Monitor your pet's activity level and weight. If your once-frisky feline or dash-about dog has taken to dozing the day away, or if he's started losing weight, ask your vet for a full exam. Lassitude and weight loss can also be warning signs of kidney trouble.

Schedule regular kidney screening tests. Chronic kidney disease affects more middle-aged and senior pets than young ones. Once your pet hits middle age (7 or 8), get blood and urine tests to screen for kidney disease. Depending on the results, it may be prudent to repeat these tests annually, so your vet can monitor levels of toxins such as blood urea nitrogen and creatinine. Elevated readings of these toxins can signify kidney damage.
Life Extension

Pets with chronic kidney disease fare much better today than they did just a few years ago, thanks to the development of special diets and greater success with kidney transplants.

Switching your pet to a prescription diet that's lower in protein and phosphorus appears to make pets more comfortable, and it slows the progression of the disease. Pets with renal failure that are fed these types of diets live longer than those fed a regular diet.

Excessive dietary protein forces the kidneys to filter a bit harder than normal, causing more wear and tear. A lower protein level in the diet helps relieve some of the strain on the kidneys. While healthy kidneys remove excess phosphorus from the blood, diseased kidneys aren't able to do this as well. "Excess phosphorus can team up with calcium to form calcium phosphate, a mineral that can form crystals in the kidneys and speed the rate of kidney failure," Dr. Plotnick explains. A few major commercial pet product companies make kidney-friendly prescription diets. Ask your vet for a prescription for file one he prefers.
Not for Everyone

Kidney transplants for dogs are relatively rare. They are somewhat more common in cats, with greater success reported. The ideal transplant candidate is an animal whose only health problem is kidney disease, says Lillian Aronson, VMD, director of the feline kidney transplant program at the University of Pennsylvania's College of Veterinary Medicine in Philadelphia.
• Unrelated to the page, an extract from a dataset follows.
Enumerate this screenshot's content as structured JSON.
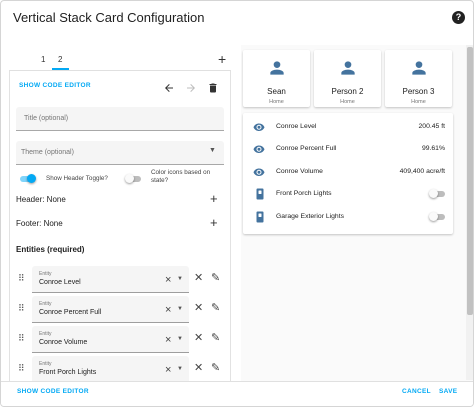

She adds that age is not much of a factor. About 70% of the cats that receive transplants through her program are still alive at least 1 year later. The survival rate for dogs averages about 40%.

A kidney transplant from a healthy donor animal takes about 4 to 6 hours and costs about $7,500. Like people, animals can live with just one kidney, so the donor keeps one, and file other goes to the ailing cat or dog. The owner of an animal receiving a kidney must agree to adopt the animal donating the organ, Dr. Aronson notes.

Methods of detecting kidney disease earlier would make a tremendous difference in prognoses. Greg Grauer, DVM, and Lisa Moore, DVM, professors in the department of clinical sciences at Kansas State University in Manhattan, have uncovered evidence that pets with early-stage kidney disease may have abnormal levels of a protein called albumin in their urine. If so, a urine test measuring albumin levels could be used to diagnose the disease early on, when it is most responsive to treatment.

As diagnostics exist today, about 75% of kidney function has been lost by the time a diagnosis is made, and therefore treatment options are relatively limited. "Early detection is the best way to manage this disease," says Dr. Grauer.
Warning Signs

Call your veterinarian if your cat or dog shows any of these warning signs of kidney disease:

* Excessive urination
* Increased thirst
* Nausea
* Vomiting
* Dehydration
* Lethargy
* Oral ulcers
* Muscle atrophy
* Poor hair coat
* Loss of appetite

QUICK TIP: Keep your pet out of the garage. If swallowed, antifreeze can damage kidneys.

PHOTO (COLOR): Just say no to high-pro.

PHOTO (COLOR): Too pooped to play?


By Arden Moore

Pet expert Arden Moore is the award-winning author of The Kitten Owner's Manual (Storey Books, 2001) and Dog Training: A Lifelong Guide (BowTie Press, 2002) and the editor of Catnip magazine. She is a graduate of The Humane Society of the United States's "Pets for Life" national companion-animal training program.

Share this with your friends